Peering into a small storage room
After perusing those ruins we met a group of backpackers who urged us to continue another 0.8 miles to see Turkey Pen Ruin. Onward we went to discover that these ruins encompassed a number of structures, along with some pictographs. Just like Junction Ruin, a metal box at the site contained descriptions of the scene and the structures it held.
The actual Turkey Pen is a jacal structure near the west end of the habitation area, and although its purpose is unknown, it didn’t look like it was used to hold turkeys.
We didn’t intend to hike 9.2 miles, but seeing both ruins made it more rewarding despite the uphill climb on our way out.
Natural Bridges National Monument
Tucked away in White Canyon, Natural Bridges National Monument shows off three natural stone bridges. The park ranger recommended we follow an 8.6-mile trail that connected all of them in a long loop hike. This trek really showed up-close how the power of water cut two deep canyons and formed three massive sandstone bridges.
The world’s second highest natural bridge – Sipapu Natural Bridge
Descending into the canyon, we passed and crossed under the “Sipapu” “Kachina,” and “Owachomo” bridges. They were named after Native Americans who once lived in the area. Along the way we saw rock art panels and checked out Horsecollar Ruin.
This well-preserved ruin’s name came from the doorways of two granaries resembling horse collars
We wondered what these drawings meant
We discovered the rock art panel when eagle-eyed Steve spied it high up on a wall not easily visible from the trail. It was near the end of our hike, which due to our extra wanderings had tallied up 11.6 miles on the GPS. It was a long and satisfying hike!
House on Fire Ruin

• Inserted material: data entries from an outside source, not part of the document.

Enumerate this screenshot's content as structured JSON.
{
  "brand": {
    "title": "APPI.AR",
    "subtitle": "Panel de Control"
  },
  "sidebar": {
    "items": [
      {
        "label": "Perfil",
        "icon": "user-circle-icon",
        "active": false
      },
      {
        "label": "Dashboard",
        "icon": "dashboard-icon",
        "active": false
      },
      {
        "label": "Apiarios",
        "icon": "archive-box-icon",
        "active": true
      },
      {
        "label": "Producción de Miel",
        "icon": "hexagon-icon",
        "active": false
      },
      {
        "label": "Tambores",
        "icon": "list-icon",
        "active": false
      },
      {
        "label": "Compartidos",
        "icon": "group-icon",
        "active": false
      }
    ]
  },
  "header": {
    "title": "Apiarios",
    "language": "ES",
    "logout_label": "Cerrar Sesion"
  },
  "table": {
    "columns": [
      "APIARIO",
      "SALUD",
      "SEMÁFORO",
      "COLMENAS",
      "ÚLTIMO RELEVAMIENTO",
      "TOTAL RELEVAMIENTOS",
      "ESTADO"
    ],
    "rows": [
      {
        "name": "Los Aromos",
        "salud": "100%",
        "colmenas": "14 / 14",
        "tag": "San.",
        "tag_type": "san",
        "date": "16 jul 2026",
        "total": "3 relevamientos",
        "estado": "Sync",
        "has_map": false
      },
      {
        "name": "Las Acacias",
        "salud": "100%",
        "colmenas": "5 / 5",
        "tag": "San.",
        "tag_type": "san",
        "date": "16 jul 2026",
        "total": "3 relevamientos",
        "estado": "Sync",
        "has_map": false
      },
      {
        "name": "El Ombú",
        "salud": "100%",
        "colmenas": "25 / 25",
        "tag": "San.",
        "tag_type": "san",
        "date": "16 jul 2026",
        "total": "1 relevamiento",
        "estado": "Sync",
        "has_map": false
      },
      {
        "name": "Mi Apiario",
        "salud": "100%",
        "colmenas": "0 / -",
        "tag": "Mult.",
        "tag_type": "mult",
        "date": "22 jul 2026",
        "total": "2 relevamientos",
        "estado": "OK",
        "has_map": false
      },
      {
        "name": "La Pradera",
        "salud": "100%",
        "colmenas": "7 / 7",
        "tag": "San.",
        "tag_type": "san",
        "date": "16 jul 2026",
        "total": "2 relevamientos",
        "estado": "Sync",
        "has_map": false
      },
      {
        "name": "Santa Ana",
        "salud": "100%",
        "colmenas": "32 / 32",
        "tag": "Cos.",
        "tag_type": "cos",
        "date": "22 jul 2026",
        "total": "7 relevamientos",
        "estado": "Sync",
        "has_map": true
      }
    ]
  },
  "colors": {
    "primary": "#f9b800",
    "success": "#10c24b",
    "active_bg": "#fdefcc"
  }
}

Our final stop that day was the House on Fire ruin. Consisting of about five rooms, its name comes from the patterns in the alcove’s red and white sandstone ceiling that look like flames shooting from the roof of the structures.
The best time to capture this effect is midday when the light from the opposite canyon bounces across to the ruin. Unfortunately it was 5:30pm by the time we arrived after our all-day “Bridges” hike, so conditions for my pictures were not ideal. This trek added another 1.5 miles to our total for the day, and we were exhausted but happy to see it while in the area.
Visiting ancient ruins gives us a glimpse into parts of Anasazi life, and the remnants tell tales of their daily toils. Images and art chiseled/painted on rock walls are impossible to decipher, but they must have had special meaning to the people who created them and the descendants who followed. Those first residents left us fascinating food for thought, and we can only imagine what their lives must have been like way back then.
Next up: Let’s take a drive!